** YOUR GOAL **
Below is a block of records; repeat all of them exactly.

Interface dataset entries

--- START ---

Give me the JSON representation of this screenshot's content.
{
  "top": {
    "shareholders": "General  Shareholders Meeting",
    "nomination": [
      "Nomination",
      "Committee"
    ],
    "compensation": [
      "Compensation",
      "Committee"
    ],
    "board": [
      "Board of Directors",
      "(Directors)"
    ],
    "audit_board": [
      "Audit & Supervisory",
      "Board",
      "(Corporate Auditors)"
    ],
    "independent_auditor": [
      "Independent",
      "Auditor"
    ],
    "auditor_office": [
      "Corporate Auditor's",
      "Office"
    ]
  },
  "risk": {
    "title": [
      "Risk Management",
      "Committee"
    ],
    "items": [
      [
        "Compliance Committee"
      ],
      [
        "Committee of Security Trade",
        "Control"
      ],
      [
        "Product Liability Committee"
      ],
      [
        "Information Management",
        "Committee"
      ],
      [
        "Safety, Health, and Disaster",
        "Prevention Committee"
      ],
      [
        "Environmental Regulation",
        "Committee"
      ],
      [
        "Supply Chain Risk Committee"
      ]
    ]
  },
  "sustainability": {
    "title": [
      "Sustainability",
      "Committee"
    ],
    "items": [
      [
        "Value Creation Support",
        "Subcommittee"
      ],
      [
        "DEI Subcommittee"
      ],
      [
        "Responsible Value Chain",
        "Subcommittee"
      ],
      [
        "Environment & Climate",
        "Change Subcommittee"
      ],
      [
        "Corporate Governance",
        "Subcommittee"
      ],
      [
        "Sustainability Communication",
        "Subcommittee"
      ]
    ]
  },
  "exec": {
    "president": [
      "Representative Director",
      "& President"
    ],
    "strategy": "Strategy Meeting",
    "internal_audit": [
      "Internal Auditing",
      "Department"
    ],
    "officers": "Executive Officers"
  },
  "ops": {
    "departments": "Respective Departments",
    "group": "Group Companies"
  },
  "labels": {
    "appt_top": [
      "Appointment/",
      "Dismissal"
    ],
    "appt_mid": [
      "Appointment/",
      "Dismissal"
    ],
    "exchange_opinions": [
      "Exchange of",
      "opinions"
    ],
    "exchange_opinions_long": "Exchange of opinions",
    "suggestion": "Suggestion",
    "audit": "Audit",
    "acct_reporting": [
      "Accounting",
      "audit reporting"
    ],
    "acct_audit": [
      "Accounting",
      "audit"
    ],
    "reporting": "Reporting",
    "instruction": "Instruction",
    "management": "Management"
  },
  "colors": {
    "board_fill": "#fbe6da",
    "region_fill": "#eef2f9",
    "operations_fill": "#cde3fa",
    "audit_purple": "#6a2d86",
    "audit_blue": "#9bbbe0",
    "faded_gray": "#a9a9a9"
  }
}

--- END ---

** REPLY **
Give me the JSON representation of this screenshot's content.
{
  "top": {
    "shareholders": "General  Shareholders Meeting",
    "nomination": [
      "Nomination",
      "Committee"
    ],
    "compensation": [
      "Compensation",
      "Committee"
    ],
    "board": [
      "Board of Directors",
      "(Directors)"
    ],
    "audit_board": [
      "Audit & Supervisory",
      "Board",
      "(Corporate Auditors)"
    ],
    "independent_auditor": [
      "Independent",
      "Auditor"
    ],
    "auditor_office": [
      "Corporate Auditor's",
      "Office"
    ]
  },
  "risk": {
    "title": [
      "Risk Management",
      "Committee"
    ],
    "items": [
      [
        "Compliance Committee"
      ],
      [
        "Committee of Security Trade",
        "Control"
      ],
      [
        "Product Liability Committee"
      ],
      [
        "Information Management",
        "Committee"
      ],
      [
        "Safety, Health, and Disaster",
        "Prevention Committee"
      ],
      [
        "Environmental Regulation",
        "Committee"
      ],
      [
        "Supply Chain Risk Committee"
      ]
    ]
  },
  "sustainability": {
    "title": [
      "Sustainability",
      "Committee"
    ],
    "items": [
      [
        "Value Creation Support",
        "Subcommittee"
      ],
      [
        "DEI Subcommittee"
      ],
      [
        "Responsible Value Chain",
        "Subcommittee"
      ],
      [
        "Environment & Climate",
        "Change Subcommittee"
      ],
      [
        "Corporate Governance",
        "Subcommittee"
      ],
      [
        "Sustainability Communication",
        "Subcommittee"
      ]
    ]
  },
  "exec": {
    "president": [
      "Representative Director",
      "& President"
    ],
    "strategy": "Strategy Meeting",
    "internal_audit": [
      "Internal Auditing",
      "Department"
    ],
    "officers": "Executive Officers"
  },
  "ops": {
    "departments": "Respective Departments",
    "group": "Group Companies"
  },
  "labels": {
    "appt_top": [
      "Appointment/",
      "Dismissal"
    ],
    "appt_mid": [
      "Appointment/",
      "Dismissal"
    ],
    "exchange_opinions": [
      "Exchange of",
      "opinions"
    ],
    "exchange_opinions_long": "Exchange of opinions",
    "suggestion": "Suggestion",
    "audit": "Audit",
    "acct_reporting": [
      "Accounting",
      "audit reporting"
    ],
    "acct_audit": [
      "Accounting",
      "audit"
    ],
    "reporting": "Reporting",
    "instruction": "Instruction",
    "management": "Management"
  },
  "colors": {
    "board_fill": "#fbe6da",
    "region_fill": "#eef2f9",
    "operations_fill": "#cde3fa",
    "audit_purple": "#6a2d86",
    "audit_blue": "#9bbbe0",
    "faded_gray": "#a9a9a9"
  }
}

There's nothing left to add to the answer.